School heads want the Ministry of Education to come up with a policy that will allow sick and expectant candidates to write supplementary national examinations.
Indimuli Kahi, chairman of the Kenya Secondary Schools Heads Association (Kessha), said on Wednesday that the Kenya National Examinations Council (Knec) should allow the students to do KCPE and KCSE exams afresh.
“On the day of exams, she delivers at 5am. At 8am, we appear with a policeman and an invigilator gives her an examination. I have never been pregnant so I don’t know the pains of labour, but I have witnessed suffering,” he said, noting such candidates need time to heal.
“If this girl suffered those pains throughout the night and delivered, do you think she has the energy to write an examination? Is it possible? What kind of results do we expect from such children?"
However, Mr Kahi said Knec should come up with measures to ensure candidates do not fake illness, including providing proof from doctors.
The Kessha chairman criticised the placement process, saying his son scored 401 marks and wanted to join Mang'u High School but was called to an unknown institution.
“How is the set-up for schools selection? Does it give a child a good opportunity to make an informed selection? If not, this conference should [reach a resolution for the exercise to be redone] so that there is calm in January."
On Tuesday, Education Cabinet Secretary George Magoha accused candidates’ of poor selection of schools and advised parents to guide them.
He further assured candidates from poor families of scholarships.
Nicholas Gathemia, chairman of the Kenya Primary Schools Head Teachers Association (Kepsha), also urged the government to review the selection criteria.
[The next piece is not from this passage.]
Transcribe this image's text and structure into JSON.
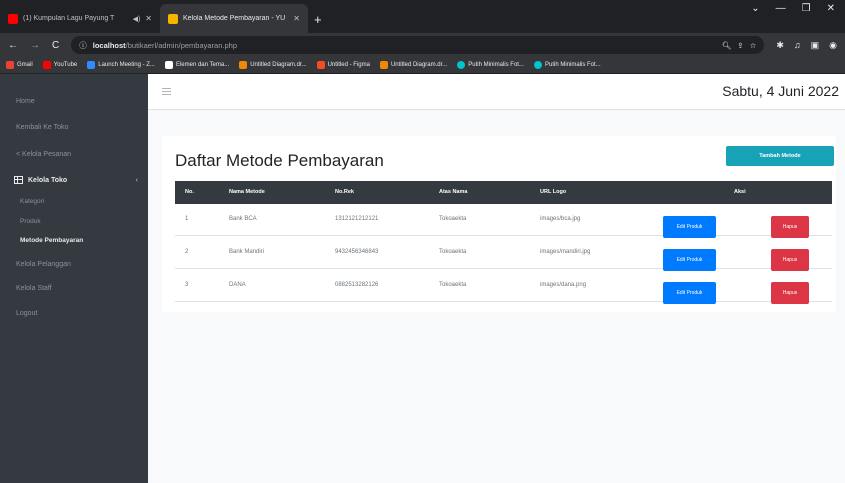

“We are sure the cries of those who did well but [were called to different schools] will be heard,” said Mr Gathemia.